Fitch has been in several yawners. There is no doubt about that. But the yawners are often due to the fact that the AKA-trained fighter is just that much better than his opponents. Thus, they are unable to offer up any real resistance to his ground-and-grind style.
Silva proved to be the perfect dance partner on Saturday night. Not only did he want to engage in an all-out war, but he had the skills to force that kind of a fight, because Fitch could neither hold him against the cage nor keep him on his back. As a result, we got to see the best in Jon Fitch. Silva forced him to fight a dog fight, and the elite welterweight was more than happy to oblige. That was one of the better fights of the year, one that should earn Fitch some breathing room from having to continue to bear the “boring fighter” cross.
MAIA STARTING TO LOOK LIKE A CONTENDER AT WELTERWEIGHT
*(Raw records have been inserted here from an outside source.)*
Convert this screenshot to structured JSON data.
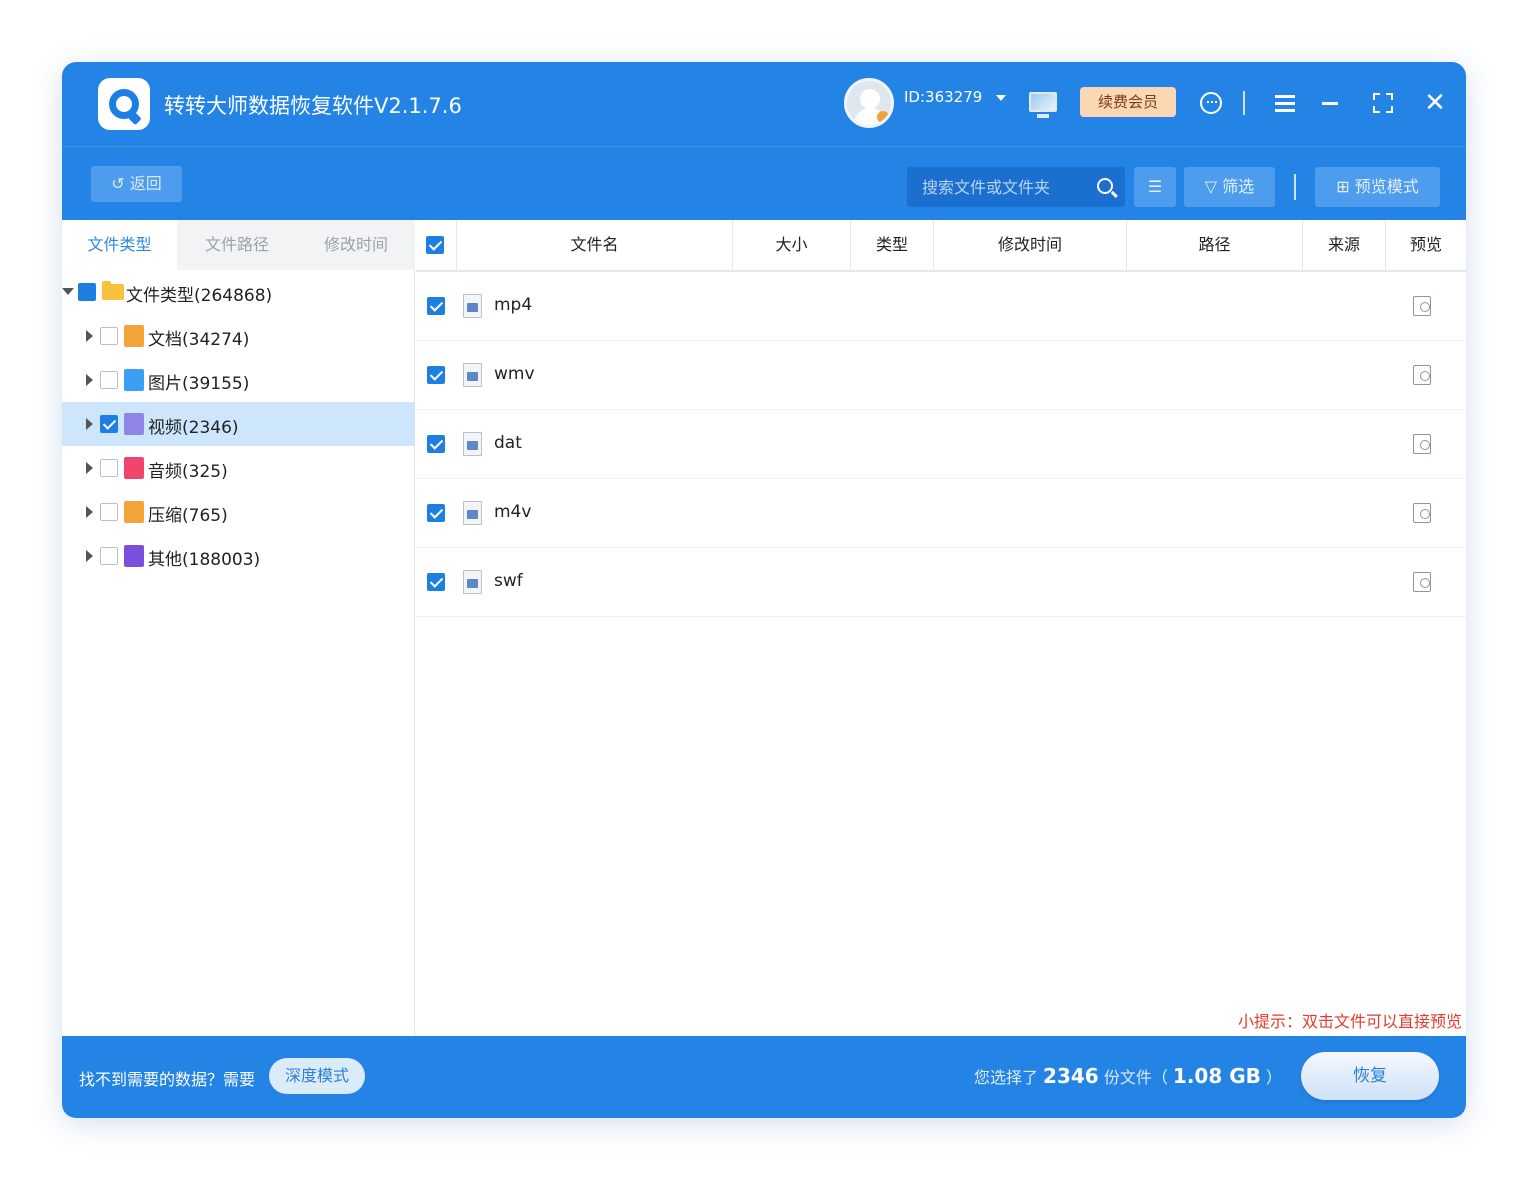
{
  "app": {
    "title": "转转大师数据恢复软件V2.1.7.6",
    "user_id": "ID:363279",
    "vip_label": "续费会员"
  },
  "icons": {
    "logo": "app-logo-icon",
    "avatar": "user-avatar-icon",
    "monitor": "monitor-icon",
    "support": "customer-service-icon",
    "menu": "menu-icon",
    "minimize": "minimize-icon",
    "maximize": "maximize-icon",
    "close": "close-icon"
  },
  "toolbar": {
    "back_label": "↺ 返回",
    "search_placeholder": "搜索文件或文件夹",
    "filter_label": "筛选",
    "preview_mode_label": "预览模式"
  },
  "left_panel": {
    "tabs": [
      "文件类型",
      "文件路径",
      "修改时间"
    ],
    "active_tab": 0,
    "root": {
      "label": "文件类型(264868)"
    },
    "items": [
      {
        "label": "文档(34274)",
        "checked": false,
        "icon_color": "#f5a43a"
      },
      {
        "label": "图片(39155)",
        "checked": false,
        "icon_color": "#3a9ef5"
      },
      {
        "label": "视频(2346)",
        "checked": true,
        "icon_color": "#8f85e8",
        "selected": true
      },
      {
        "label": "音频(325)",
        "checked": false,
        "icon_color": "#f0466e"
      },
      {
        "label": "压缩(765)",
        "checked": false,
        "icon_color": "#f5a43a"
      },
      {
        "label": "其他(188003)",
        "checked": false,
        "icon_color": "#7a4fe0"
      }
    ]
  },
  "table": {
    "columns": [
      "文件名",
      "大小",
      "类型",
      "修改时间",
      "路径",
      "来源",
      "预览"
    ],
    "rows": [
      {
        "name": "mp4",
        "checked": true
      },
      {
        "name": "wmv",
        "checked": true
      },
      {
        "name": "dat",
        "checked": true
      },
      {
        "name": "m4v",
        "checked": true
      },
      {
        "name": "swf",
        "checked": true
      }
    ],
    "tip": "小提示：双击文件可以直接预览"
  },
  "footer": {
    "prompt": "找不到需要的数据？需要",
    "deep_mode_label": "深度模式",
    "summary_prefix": "您选择了",
    "selected_count": "2346",
    "summary_mid": "份文件（",
    "selected_size": "1.08 GB",
    "summary_suffix": "）",
    "recover_label": "恢复"
  },
  "colors": {
    "primary": "#2484e6",
    "selected_row": "#cde6fb",
    "tip": "#e33b2e",
    "vip": "#fcd7b3"
  }
}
Demian Maia took the UFC by storm when he debuted back on October 20, 2007. The jiu-jitsu savant stopped each of his first five opponents by submission. Then, the realities of competing in the middleweight division hit home, as he lost two of his next three fights and four of his next eight.
The biggest problem for Maia initially seemed to be his severe lack of standup. He made tremendous improvements in that part of his game over the last couple of years, but that ultimately wasn’t what was holding him back. It was his size – or, more accurately put, his lack thereof.
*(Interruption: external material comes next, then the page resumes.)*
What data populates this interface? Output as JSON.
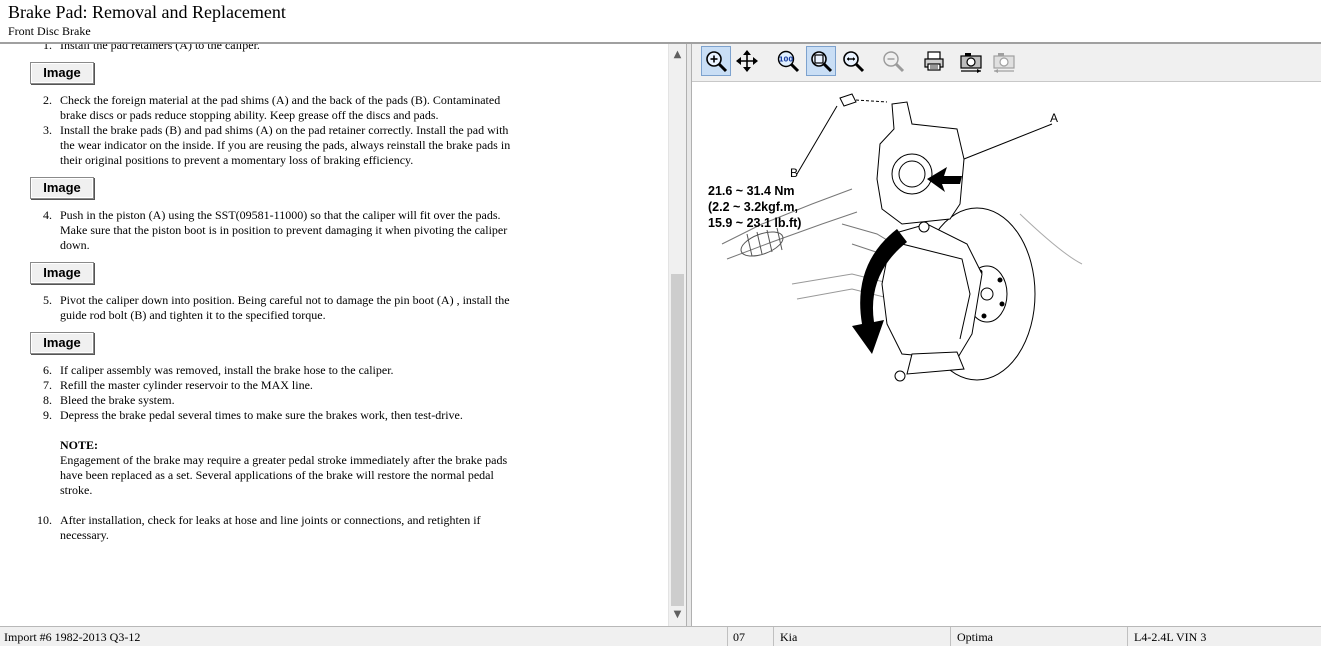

Maia was a tiny middleweight. His lack of size mixed with his lack of a dominant wrestling base made for tough living among much larger men, particularly since he needed to get the fight to the ground in order to give himself the best chance at success.
The natural decision was to drop to welterweight, which is exactly what Maia did earlier this summer. The results were spectacular, as he dominated a tough Dong Hyun Kim – a fighter who had only lost once in 18 previous professional bouts heading into his fight with Maia. That fight made Maia an interesting topic of discussion when surveying the welterweight landscape.
Still, it was only one fight. And anything can happen during any individual fight.
That brings us to the present and Maia’s submission win over another tough welterweight, Rick Story. Maia looked every bit the contender that his camp hoped he would become after dropping to welterweight. No longer is he the smaller man in the cage. In fact, he has a large frame for the division. He no longer faces major strength and weight disadvantages. Thus, he can now rely on technique (and being a big fighter for the division) when trying to drag guys down to the ground, where he is at his very best.
Now, let’s not get ahead of ourselves just yet. Maia is 2-0 in the division. He stands well back of Fitch, Johny Hendricks, Josh Koscheck, Carlos Condit, Rory MacDonald, Nick Diaz and other top contenders for Georges St-Pierre’s 170-pound belt. But he is absolutely ready to begin mixing it up with those guys in an effort to see where he truly belongs in the contender hierarchy.